§ ABOUT THIS TASK: Scan the entries below for the word "icon", then copy each line that holds it.

§ Entries from a dataset of interfaces:
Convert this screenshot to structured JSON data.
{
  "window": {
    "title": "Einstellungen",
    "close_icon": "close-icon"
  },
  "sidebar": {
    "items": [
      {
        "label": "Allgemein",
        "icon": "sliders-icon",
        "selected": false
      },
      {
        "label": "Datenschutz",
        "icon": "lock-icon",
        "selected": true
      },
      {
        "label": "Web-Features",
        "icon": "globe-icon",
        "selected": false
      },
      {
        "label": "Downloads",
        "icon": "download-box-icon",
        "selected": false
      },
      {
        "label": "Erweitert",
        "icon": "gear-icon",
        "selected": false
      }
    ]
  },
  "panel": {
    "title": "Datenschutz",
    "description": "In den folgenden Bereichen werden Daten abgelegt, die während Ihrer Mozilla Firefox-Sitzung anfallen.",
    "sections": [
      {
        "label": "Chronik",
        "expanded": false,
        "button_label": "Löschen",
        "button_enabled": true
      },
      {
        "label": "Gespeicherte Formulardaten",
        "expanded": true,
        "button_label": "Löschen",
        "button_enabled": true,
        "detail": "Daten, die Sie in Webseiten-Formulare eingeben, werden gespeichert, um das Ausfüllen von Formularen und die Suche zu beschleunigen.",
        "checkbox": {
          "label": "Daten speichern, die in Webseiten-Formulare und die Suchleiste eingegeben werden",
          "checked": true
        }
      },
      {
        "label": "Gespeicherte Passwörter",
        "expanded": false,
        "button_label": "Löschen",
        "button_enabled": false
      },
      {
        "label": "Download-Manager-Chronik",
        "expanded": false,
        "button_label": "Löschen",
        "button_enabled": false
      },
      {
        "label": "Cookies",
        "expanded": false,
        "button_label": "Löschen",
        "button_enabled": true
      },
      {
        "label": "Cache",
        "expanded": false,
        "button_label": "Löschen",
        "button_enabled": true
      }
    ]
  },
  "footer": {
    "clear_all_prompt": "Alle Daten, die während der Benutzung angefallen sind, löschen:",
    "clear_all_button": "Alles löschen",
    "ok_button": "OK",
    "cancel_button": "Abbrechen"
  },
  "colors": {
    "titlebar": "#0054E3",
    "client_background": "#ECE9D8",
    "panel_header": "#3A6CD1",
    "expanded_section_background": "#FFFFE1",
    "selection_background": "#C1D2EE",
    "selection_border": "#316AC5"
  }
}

§ RESPONSE FOR THIS EXERCISE:
    "close_icon": "close-icon"
        "icon": "sliders-icon",
        "icon": "lock-icon",
        "icon": "globe-icon",
        "icon": "download-box-icon",
        "icon": "gear-icon",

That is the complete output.